In the first report of VIGS in maize using the BMV-based vector, in vitro transcribed BMV RNAs were used to inoculate plants (Ding et al., 2006). In a later study the silencing vector was propagated in N. benthamiana, an intermediate host for BMV, before inoculation to the target grass plant (Ding et al., 2007). To obtain more uniform infection in various BMV-VIGS experiments, a modified inoculation procedure was established through normalizing virus titers between N. benthamiana extracts by qRT-PCR before inoculating maize leaves (van der Linde et al., 2011). In a more recent report a DNA-based BMV-VIGS vector was described and used to silence genes in rice and maize through Agrobacterium-mediated vacuum infiltration or vascular puncture inoculation (Benavente et al., 2012; Sun et al., 2013). However, the reported Agrobacterium-mediated vacuum infiltration was not successful in maize and therefore we further modified the inoculation method described by van der Linde et al. (2011) for maize. After propagating the virus in N. benthamiana leaves, virions were partially purified from the infiltrated leaves and virions maintaining full-length inserts were quantitated before inoculation to individual maize plants (Fig. 5). This modified inoculation method is easy to perform and ensures more uniform infection and gene silencing in maize.

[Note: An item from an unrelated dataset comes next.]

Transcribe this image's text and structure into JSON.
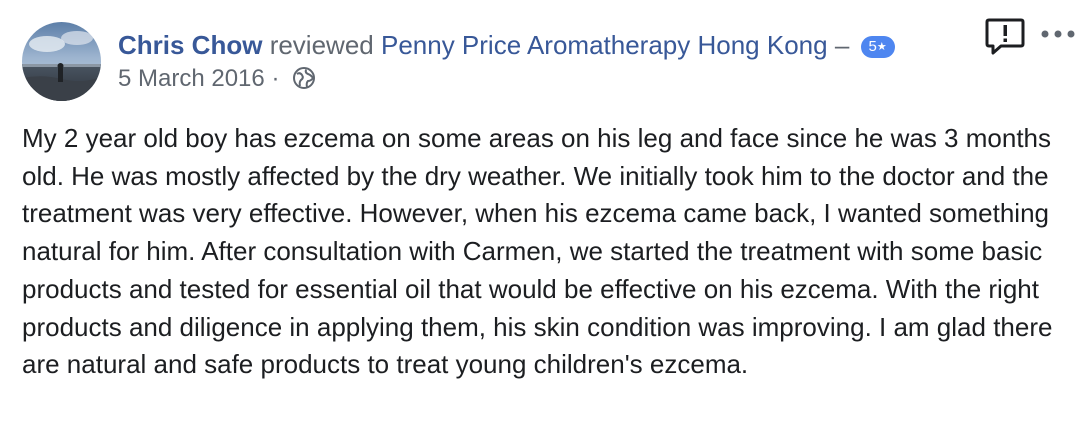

Barley stripe mosaic virus (BSMV) infection was reported to change the expression of common plant defense-related genes and resulted in a decreased susceptibility of wheat to Magnaporthe oryzae (Tufan et al., 2011). Although the effect of the BMV-VIGS vector on host defense-related genes remains unexplored, using a similar amount of BMV inocula in different treatments should equalize, and thus, minimize any confounding general effects caused by BMV infection alone during VIGS studies. In addition this new method allows the production of large amounts of recombinant BMV with full-length foreign inserts at a low cost.